- **What is required**: Report each line of the listing below that holds "structured".

─── Material supplied ───

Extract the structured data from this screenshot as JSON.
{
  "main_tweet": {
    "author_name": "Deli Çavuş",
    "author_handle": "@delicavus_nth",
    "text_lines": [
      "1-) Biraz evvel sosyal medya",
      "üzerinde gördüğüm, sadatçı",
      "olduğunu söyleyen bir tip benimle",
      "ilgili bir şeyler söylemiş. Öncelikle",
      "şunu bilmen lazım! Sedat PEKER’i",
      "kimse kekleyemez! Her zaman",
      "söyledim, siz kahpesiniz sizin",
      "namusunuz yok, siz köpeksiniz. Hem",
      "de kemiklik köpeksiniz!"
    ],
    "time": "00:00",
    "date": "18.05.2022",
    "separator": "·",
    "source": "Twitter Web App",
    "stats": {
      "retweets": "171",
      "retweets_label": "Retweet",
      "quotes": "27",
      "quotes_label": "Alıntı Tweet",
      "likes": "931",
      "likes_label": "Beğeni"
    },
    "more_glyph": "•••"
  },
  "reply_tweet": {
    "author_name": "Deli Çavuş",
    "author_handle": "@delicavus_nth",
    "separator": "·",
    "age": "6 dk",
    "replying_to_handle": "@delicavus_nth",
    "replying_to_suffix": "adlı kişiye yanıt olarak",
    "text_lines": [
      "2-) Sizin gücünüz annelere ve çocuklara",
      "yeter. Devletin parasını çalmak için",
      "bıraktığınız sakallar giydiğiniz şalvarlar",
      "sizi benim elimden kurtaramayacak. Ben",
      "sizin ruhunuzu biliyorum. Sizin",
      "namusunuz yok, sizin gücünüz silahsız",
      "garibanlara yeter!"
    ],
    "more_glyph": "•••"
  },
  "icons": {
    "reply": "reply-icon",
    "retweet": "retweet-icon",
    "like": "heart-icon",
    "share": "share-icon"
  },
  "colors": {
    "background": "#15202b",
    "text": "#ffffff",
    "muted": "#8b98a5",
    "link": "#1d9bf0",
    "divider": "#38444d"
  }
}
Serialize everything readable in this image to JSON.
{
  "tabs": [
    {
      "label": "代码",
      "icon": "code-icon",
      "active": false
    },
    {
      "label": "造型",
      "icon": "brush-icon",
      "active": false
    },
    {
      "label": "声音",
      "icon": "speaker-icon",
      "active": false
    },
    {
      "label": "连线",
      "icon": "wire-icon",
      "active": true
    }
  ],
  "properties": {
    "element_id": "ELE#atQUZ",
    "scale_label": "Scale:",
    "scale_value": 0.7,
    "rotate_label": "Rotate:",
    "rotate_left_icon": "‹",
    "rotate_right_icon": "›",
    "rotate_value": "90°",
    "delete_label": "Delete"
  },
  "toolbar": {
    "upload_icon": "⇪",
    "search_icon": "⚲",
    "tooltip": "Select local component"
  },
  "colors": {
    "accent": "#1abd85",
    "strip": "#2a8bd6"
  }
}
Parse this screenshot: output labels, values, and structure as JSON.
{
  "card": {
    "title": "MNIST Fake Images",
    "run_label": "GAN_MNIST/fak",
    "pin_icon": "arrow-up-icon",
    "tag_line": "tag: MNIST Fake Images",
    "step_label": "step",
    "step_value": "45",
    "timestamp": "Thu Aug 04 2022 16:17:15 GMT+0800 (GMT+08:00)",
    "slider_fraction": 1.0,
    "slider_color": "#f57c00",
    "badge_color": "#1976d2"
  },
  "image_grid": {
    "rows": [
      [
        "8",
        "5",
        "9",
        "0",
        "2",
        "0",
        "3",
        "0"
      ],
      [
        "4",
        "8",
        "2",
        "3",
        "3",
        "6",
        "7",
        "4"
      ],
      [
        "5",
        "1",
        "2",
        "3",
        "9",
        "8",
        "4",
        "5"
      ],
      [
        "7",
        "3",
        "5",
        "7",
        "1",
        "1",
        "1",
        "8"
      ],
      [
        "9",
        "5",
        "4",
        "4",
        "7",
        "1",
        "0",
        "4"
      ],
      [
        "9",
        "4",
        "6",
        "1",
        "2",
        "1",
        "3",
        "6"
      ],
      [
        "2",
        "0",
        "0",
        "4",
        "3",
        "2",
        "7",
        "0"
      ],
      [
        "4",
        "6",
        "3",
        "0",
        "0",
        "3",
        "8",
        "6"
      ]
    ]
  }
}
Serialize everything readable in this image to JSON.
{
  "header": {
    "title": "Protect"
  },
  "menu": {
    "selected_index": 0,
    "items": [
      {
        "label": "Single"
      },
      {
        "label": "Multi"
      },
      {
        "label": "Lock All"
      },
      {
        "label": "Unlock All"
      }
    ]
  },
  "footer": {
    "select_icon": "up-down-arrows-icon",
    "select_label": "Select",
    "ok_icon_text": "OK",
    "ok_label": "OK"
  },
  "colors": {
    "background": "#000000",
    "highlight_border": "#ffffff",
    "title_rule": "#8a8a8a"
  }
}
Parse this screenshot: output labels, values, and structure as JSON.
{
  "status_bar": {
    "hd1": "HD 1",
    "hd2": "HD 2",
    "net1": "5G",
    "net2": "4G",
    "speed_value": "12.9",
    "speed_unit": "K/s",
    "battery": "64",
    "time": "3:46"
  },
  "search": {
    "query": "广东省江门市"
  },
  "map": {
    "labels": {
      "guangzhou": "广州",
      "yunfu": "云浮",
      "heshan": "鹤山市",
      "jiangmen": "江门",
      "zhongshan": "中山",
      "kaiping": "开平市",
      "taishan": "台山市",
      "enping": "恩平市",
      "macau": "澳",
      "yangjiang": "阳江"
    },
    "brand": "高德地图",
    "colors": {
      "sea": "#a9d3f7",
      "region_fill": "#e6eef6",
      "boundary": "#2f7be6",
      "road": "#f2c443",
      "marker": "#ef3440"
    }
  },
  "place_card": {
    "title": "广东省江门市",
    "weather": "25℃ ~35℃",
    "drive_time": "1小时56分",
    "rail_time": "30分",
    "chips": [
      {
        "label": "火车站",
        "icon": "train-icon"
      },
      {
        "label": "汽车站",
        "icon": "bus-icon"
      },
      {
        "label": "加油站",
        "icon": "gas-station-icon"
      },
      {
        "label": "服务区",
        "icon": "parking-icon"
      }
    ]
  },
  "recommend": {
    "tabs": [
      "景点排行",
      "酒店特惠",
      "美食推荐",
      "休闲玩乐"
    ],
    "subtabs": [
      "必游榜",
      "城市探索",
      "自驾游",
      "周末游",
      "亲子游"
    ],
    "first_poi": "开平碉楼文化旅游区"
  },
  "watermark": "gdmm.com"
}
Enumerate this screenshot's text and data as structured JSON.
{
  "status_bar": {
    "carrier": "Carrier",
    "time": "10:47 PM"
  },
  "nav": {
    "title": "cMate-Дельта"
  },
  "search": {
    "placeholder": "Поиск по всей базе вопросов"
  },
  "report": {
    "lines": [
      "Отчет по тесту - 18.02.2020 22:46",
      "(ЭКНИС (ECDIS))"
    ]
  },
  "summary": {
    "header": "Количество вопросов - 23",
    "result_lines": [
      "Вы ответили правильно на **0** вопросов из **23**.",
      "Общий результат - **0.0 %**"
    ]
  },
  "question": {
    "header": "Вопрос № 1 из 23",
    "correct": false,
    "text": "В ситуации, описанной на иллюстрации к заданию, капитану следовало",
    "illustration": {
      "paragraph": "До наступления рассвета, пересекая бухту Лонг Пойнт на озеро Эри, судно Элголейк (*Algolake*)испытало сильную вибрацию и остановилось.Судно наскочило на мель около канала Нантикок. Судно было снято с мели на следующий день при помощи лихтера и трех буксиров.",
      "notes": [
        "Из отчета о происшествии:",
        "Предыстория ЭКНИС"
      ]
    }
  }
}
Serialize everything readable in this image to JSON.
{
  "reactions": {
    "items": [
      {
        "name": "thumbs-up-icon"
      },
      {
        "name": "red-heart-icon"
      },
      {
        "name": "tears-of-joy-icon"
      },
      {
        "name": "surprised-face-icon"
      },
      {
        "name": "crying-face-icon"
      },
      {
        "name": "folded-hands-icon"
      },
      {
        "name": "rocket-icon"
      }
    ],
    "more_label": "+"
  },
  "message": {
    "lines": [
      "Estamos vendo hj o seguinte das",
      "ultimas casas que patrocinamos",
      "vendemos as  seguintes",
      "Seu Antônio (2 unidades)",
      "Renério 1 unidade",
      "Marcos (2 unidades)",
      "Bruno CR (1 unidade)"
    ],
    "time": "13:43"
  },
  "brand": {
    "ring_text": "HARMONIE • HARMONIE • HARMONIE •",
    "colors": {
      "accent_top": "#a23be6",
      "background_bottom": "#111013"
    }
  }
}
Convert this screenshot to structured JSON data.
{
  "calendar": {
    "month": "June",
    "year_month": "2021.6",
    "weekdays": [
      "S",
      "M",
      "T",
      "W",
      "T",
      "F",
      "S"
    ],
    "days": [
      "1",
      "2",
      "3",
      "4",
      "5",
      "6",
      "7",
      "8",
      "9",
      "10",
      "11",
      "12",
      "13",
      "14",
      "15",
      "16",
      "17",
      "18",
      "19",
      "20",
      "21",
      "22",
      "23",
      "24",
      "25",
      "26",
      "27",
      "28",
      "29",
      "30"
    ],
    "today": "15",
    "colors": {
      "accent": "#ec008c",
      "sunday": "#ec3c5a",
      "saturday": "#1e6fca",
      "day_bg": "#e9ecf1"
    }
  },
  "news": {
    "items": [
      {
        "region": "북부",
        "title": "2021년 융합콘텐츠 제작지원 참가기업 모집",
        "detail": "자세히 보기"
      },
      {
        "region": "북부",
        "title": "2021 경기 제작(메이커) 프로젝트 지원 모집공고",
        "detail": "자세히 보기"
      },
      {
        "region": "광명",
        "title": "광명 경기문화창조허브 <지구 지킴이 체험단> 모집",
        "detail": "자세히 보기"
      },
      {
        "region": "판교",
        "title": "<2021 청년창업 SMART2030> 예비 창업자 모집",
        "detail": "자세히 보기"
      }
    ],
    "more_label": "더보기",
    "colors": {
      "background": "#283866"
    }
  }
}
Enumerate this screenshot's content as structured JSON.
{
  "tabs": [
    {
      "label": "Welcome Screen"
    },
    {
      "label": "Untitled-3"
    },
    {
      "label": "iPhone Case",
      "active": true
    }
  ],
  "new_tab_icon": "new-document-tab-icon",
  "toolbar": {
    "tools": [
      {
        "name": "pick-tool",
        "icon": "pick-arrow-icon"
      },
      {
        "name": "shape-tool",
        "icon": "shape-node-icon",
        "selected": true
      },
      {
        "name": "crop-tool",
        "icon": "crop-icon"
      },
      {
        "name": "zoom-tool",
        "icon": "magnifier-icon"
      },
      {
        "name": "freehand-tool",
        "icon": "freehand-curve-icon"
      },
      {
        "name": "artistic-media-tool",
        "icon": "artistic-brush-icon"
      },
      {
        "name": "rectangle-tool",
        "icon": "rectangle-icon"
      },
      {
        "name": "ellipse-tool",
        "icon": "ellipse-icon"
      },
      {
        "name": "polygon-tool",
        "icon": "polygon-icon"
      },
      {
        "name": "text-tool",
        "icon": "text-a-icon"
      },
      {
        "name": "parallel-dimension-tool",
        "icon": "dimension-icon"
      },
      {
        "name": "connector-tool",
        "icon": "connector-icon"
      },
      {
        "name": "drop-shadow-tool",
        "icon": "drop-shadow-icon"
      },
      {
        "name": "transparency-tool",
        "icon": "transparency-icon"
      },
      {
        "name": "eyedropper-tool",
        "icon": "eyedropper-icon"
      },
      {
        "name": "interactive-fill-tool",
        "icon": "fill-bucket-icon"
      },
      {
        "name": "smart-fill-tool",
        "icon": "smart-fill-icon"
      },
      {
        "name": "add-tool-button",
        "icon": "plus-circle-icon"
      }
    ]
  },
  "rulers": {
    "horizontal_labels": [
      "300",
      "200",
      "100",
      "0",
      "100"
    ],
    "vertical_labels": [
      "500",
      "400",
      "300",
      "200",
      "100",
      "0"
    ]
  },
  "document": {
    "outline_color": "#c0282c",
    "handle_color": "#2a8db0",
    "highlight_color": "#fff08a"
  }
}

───

- **Answer**:
Extract the structured data from this screenshot as JSON.
Enumerate this screenshot's text and data as structured JSON.
Convert this screenshot to structured JSON data.
Enumerate this screenshot's content as structured JSON.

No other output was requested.